PROBLEM: Copy every line of the data that includes the string "code".

INFORMATION:
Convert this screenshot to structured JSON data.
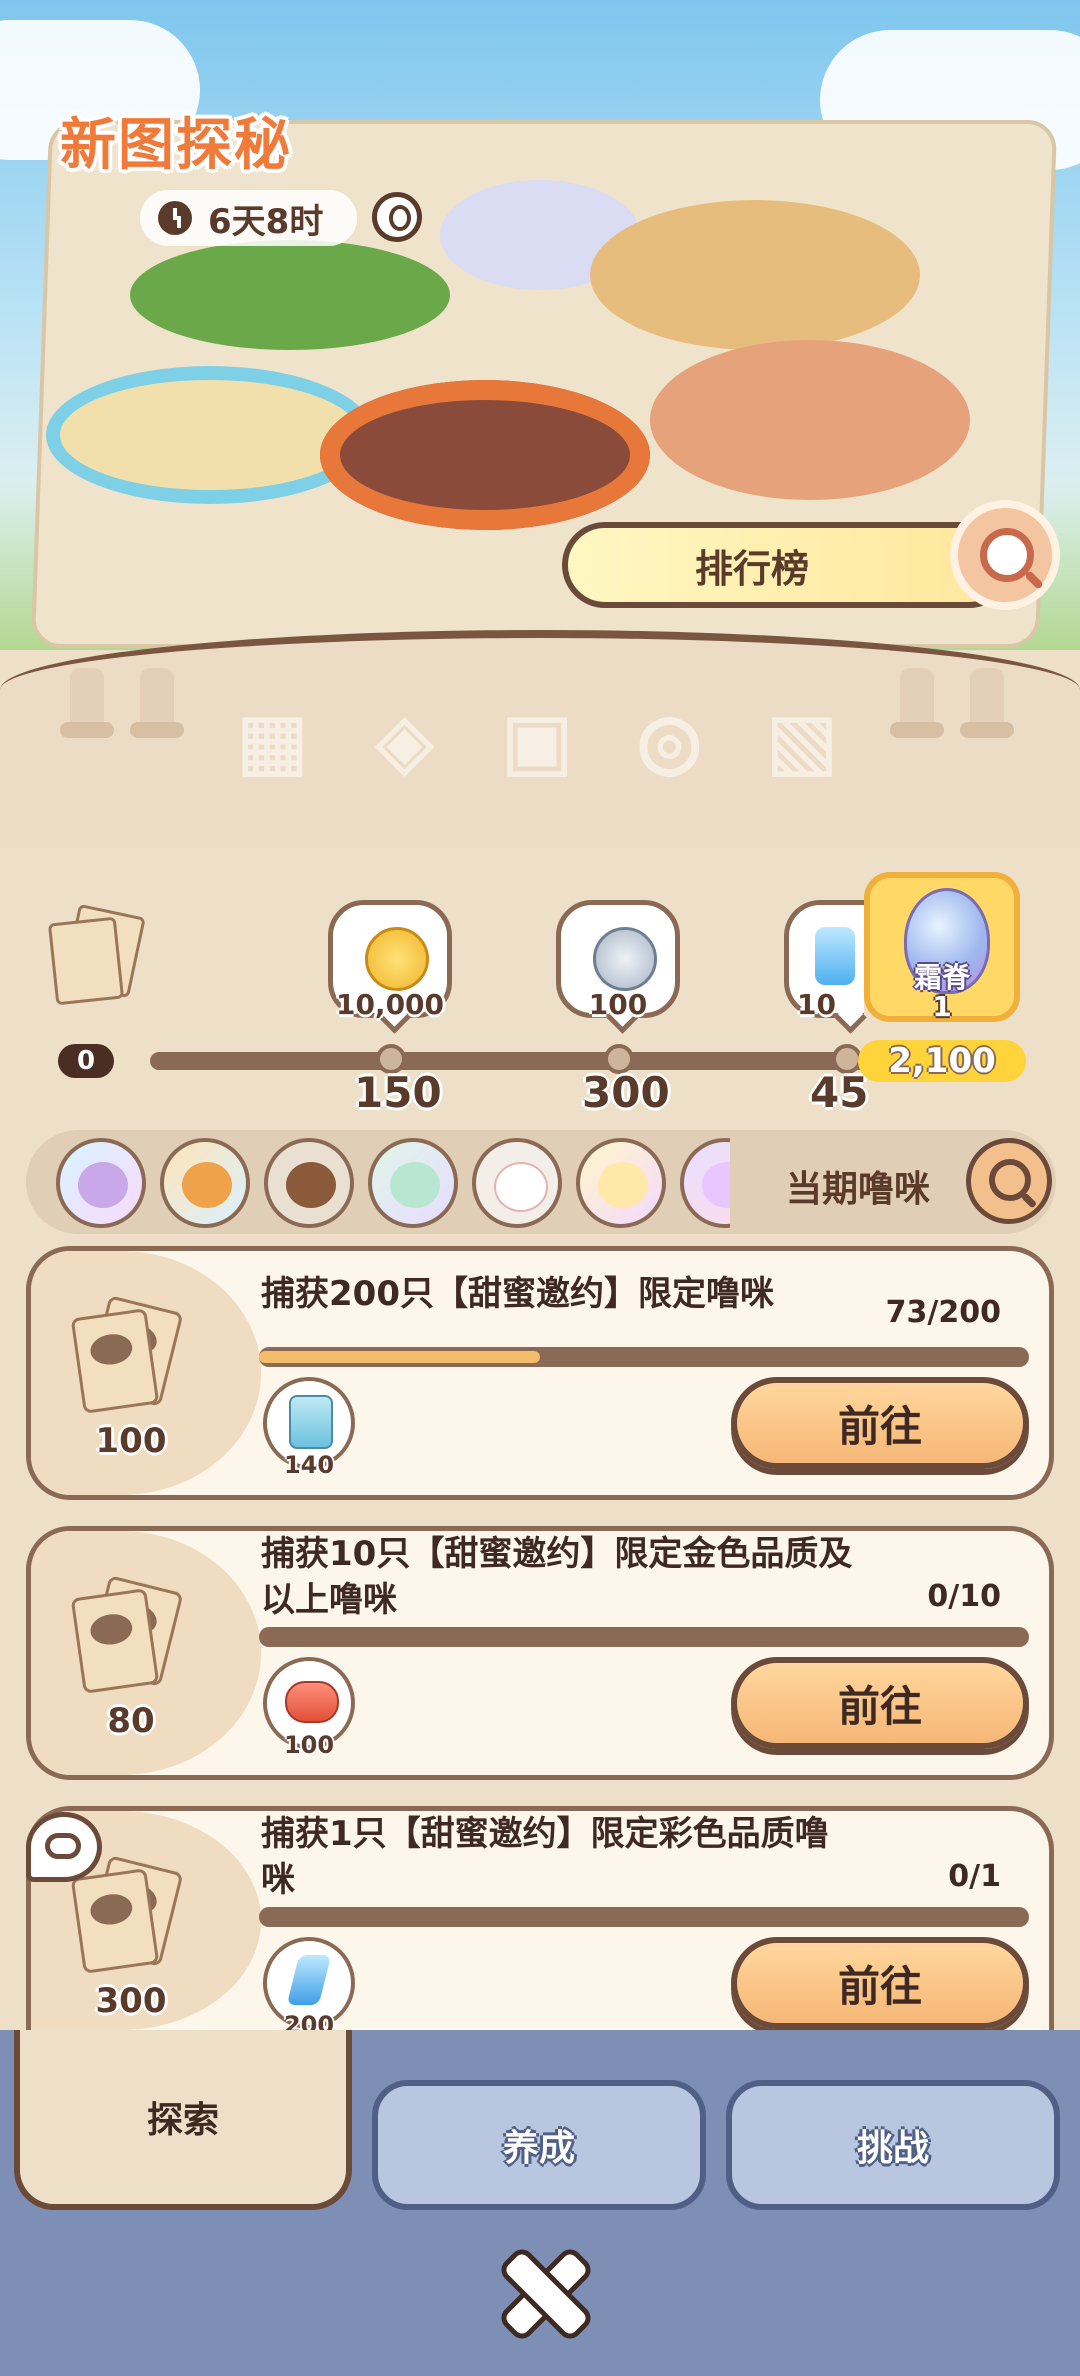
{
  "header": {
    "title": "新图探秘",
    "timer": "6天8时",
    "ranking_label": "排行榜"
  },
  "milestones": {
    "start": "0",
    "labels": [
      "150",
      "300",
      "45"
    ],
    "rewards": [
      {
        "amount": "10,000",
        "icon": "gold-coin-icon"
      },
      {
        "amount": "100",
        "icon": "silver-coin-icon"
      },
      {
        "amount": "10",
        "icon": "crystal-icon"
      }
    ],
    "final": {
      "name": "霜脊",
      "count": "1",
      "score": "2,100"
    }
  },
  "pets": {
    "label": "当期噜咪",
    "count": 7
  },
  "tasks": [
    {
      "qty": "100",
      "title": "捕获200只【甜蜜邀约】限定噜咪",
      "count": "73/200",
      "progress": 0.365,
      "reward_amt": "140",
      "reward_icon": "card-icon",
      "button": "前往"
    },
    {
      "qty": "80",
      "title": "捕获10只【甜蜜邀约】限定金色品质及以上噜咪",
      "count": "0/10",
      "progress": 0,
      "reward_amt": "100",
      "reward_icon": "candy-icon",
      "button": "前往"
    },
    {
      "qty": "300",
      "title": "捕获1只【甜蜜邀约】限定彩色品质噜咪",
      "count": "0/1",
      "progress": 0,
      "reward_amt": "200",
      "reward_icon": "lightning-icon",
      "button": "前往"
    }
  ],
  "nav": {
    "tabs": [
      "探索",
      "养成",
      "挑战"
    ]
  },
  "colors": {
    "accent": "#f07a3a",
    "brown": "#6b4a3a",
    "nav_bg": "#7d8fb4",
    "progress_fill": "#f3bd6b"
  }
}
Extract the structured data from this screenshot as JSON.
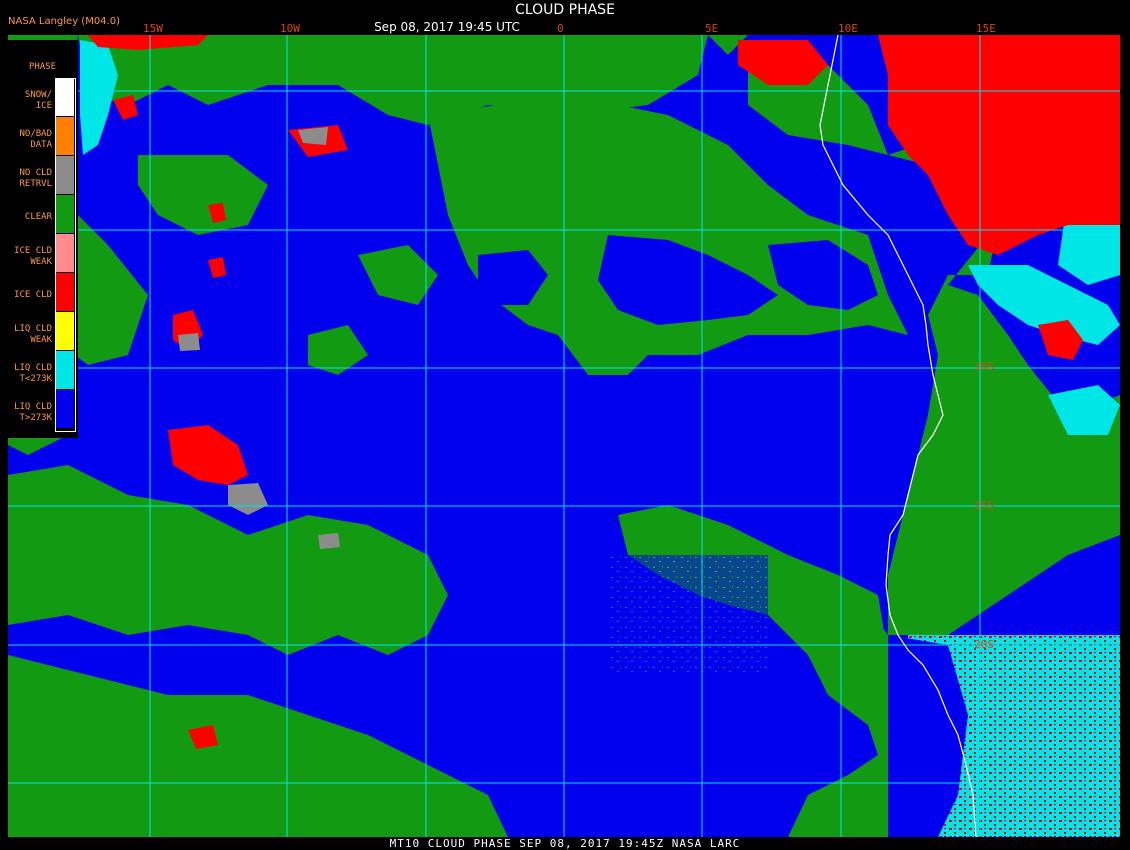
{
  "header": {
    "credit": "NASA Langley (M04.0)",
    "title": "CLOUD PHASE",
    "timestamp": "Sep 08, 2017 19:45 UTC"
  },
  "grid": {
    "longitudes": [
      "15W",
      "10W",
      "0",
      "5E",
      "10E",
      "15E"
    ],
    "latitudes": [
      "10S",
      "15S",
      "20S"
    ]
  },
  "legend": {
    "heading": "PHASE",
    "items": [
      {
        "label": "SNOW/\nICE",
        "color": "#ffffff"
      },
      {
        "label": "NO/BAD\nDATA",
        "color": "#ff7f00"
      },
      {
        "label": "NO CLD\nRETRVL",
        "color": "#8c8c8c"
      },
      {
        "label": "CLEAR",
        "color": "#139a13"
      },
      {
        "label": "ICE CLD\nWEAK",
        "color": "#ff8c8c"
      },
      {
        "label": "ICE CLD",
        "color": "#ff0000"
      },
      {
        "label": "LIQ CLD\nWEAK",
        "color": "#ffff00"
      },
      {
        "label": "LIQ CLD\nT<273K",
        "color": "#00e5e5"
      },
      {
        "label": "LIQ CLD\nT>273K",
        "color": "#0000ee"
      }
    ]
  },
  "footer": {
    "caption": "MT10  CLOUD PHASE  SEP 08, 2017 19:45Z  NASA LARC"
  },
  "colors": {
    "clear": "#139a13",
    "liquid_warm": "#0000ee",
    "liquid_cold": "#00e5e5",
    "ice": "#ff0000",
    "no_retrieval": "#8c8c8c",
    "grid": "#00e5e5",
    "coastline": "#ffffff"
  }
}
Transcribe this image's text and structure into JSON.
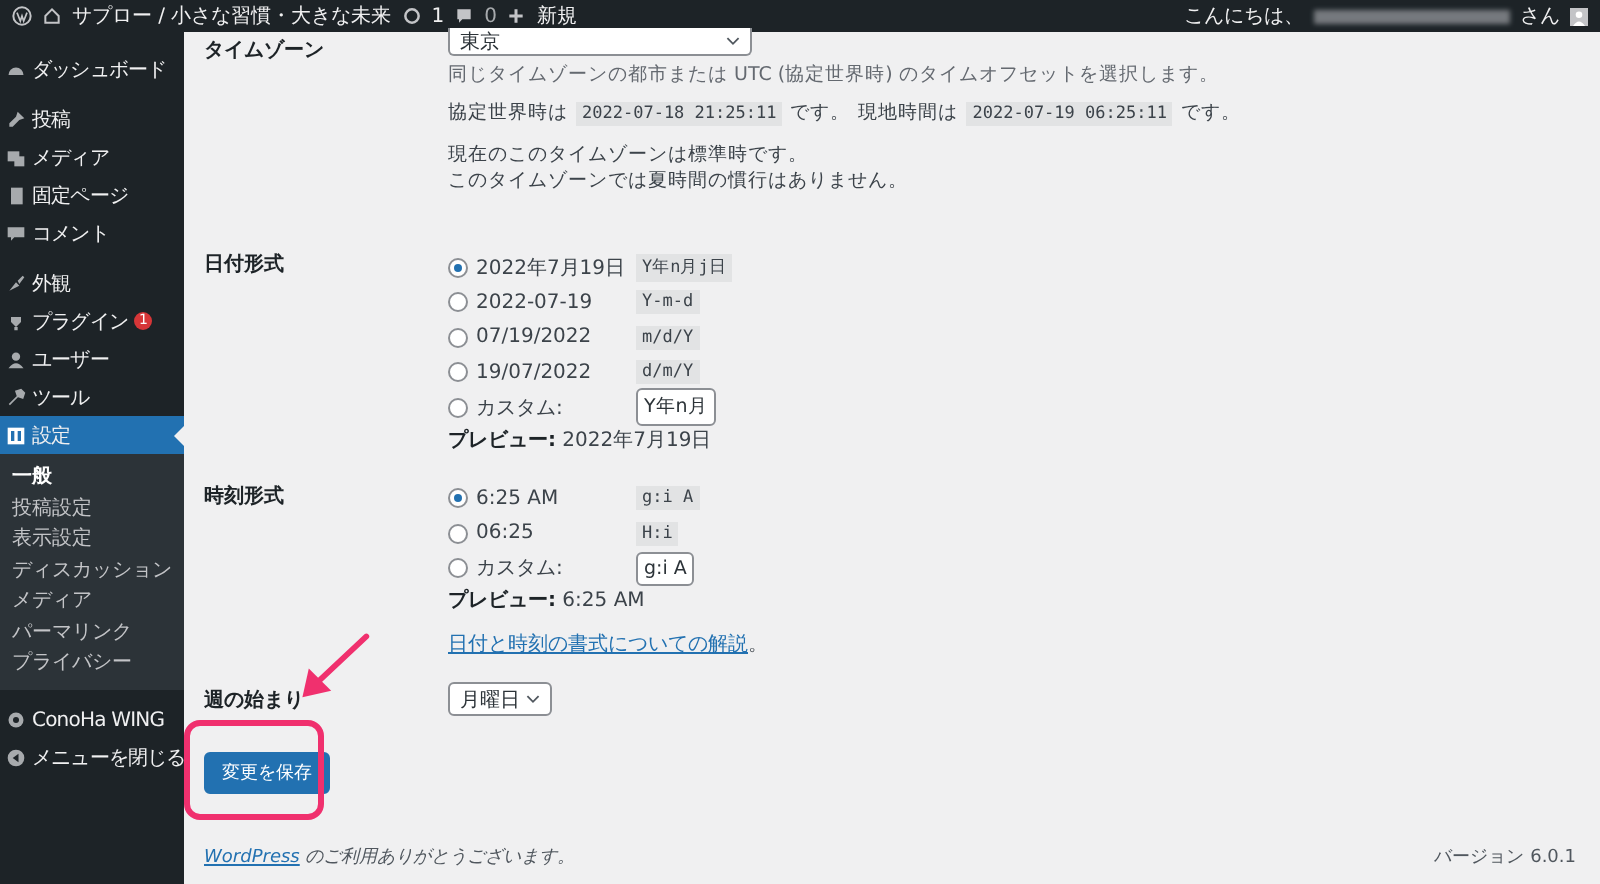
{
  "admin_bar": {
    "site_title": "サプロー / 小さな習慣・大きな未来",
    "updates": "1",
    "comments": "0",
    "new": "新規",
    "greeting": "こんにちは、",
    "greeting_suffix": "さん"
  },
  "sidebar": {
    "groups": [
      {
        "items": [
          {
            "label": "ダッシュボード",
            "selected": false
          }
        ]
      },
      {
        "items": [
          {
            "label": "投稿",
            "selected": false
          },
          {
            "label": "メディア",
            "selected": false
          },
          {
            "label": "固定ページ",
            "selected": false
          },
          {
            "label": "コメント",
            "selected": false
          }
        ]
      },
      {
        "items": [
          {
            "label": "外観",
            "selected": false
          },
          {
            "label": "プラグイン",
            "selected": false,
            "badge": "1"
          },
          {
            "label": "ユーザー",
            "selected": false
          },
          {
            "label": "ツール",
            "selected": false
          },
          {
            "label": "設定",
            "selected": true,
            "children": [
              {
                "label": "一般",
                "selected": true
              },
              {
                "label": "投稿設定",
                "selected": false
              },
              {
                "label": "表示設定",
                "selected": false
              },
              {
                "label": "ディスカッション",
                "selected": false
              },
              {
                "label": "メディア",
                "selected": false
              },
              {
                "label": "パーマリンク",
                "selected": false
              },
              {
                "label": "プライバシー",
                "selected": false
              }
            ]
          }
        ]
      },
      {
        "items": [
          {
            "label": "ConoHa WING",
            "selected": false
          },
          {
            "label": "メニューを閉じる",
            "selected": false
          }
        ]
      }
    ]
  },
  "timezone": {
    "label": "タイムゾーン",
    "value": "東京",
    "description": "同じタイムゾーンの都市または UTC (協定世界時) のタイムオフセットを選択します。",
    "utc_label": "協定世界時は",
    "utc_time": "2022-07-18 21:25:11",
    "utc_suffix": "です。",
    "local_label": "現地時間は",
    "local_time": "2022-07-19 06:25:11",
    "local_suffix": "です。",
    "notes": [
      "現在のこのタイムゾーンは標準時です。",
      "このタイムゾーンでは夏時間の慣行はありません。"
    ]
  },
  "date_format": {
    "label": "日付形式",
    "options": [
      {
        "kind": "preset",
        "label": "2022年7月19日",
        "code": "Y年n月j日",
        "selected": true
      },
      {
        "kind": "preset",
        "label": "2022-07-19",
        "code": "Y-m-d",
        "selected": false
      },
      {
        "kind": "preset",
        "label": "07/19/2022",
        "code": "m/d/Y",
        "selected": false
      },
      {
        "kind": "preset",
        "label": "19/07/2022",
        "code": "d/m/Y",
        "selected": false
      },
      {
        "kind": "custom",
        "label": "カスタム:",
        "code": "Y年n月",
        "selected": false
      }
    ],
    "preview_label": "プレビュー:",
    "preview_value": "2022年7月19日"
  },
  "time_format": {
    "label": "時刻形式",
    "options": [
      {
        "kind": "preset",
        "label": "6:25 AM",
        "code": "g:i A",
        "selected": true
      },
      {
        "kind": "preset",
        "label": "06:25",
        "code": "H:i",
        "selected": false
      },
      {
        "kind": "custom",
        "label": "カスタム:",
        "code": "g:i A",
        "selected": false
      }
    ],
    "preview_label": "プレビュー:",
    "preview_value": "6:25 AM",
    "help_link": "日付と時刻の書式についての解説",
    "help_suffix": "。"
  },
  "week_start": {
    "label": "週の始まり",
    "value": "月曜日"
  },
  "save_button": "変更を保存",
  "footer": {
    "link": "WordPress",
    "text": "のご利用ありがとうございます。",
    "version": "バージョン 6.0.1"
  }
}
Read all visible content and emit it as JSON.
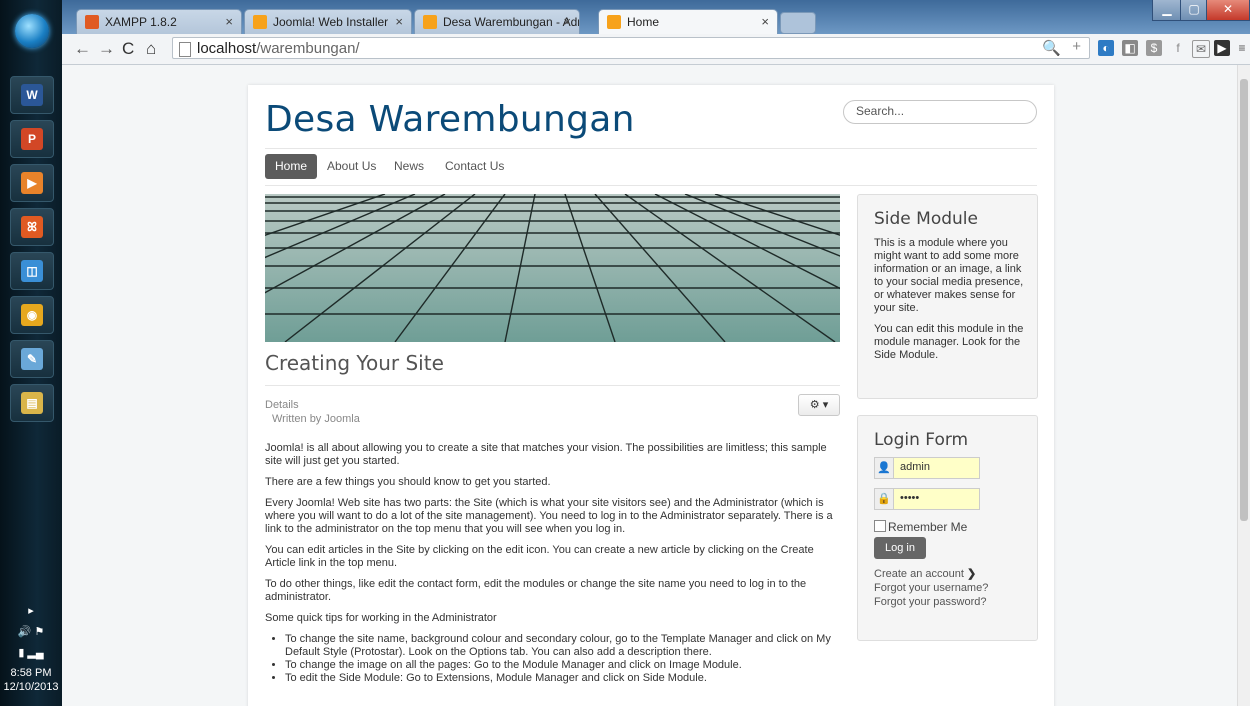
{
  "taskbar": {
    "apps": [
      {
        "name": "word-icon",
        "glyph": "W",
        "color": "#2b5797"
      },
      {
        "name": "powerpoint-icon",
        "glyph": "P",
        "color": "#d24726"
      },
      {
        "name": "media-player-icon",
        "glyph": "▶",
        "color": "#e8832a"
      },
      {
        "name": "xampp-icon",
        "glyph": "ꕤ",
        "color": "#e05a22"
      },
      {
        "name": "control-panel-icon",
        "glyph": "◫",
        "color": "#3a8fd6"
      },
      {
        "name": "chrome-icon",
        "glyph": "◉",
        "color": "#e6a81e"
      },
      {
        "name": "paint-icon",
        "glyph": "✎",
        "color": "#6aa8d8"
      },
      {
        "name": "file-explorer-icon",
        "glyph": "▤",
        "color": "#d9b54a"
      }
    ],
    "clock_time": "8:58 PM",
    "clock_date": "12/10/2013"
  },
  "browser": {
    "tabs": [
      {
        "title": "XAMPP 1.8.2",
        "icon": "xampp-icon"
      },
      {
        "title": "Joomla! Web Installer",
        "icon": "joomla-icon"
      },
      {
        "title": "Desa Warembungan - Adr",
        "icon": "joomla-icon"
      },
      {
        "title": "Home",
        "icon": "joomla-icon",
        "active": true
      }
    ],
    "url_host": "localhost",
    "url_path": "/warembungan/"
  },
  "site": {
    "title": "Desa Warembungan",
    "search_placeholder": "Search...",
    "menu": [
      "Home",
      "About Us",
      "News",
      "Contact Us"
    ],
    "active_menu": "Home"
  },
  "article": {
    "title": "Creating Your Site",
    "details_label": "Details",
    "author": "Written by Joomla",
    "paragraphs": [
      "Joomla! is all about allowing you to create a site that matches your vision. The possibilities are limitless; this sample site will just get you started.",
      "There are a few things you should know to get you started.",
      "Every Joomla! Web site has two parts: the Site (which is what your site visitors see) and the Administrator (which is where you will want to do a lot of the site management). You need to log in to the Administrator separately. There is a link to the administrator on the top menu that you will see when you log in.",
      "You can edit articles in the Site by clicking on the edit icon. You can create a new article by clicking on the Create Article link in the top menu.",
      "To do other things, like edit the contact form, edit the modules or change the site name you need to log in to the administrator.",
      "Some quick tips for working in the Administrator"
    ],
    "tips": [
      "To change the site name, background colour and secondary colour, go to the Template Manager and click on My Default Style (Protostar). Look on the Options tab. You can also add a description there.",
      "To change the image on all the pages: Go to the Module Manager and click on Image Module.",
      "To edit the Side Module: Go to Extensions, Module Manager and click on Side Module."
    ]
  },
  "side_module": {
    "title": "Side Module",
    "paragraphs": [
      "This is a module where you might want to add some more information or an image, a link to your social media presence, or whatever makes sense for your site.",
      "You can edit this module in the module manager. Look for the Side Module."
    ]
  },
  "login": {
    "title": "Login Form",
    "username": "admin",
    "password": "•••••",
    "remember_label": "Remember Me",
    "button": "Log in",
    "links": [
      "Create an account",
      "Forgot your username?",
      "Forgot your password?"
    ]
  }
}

SOLUTION FOR THIS PROBLEM:
        "code": "Y年n月j日",
        "code": "Y-m-d",
        "code": "m/d/Y",
        "code": "d/m/Y",
        "code": "Y年n月",
        "code": "g:i A",
        "code": "H:i",
        "code": "g:i A",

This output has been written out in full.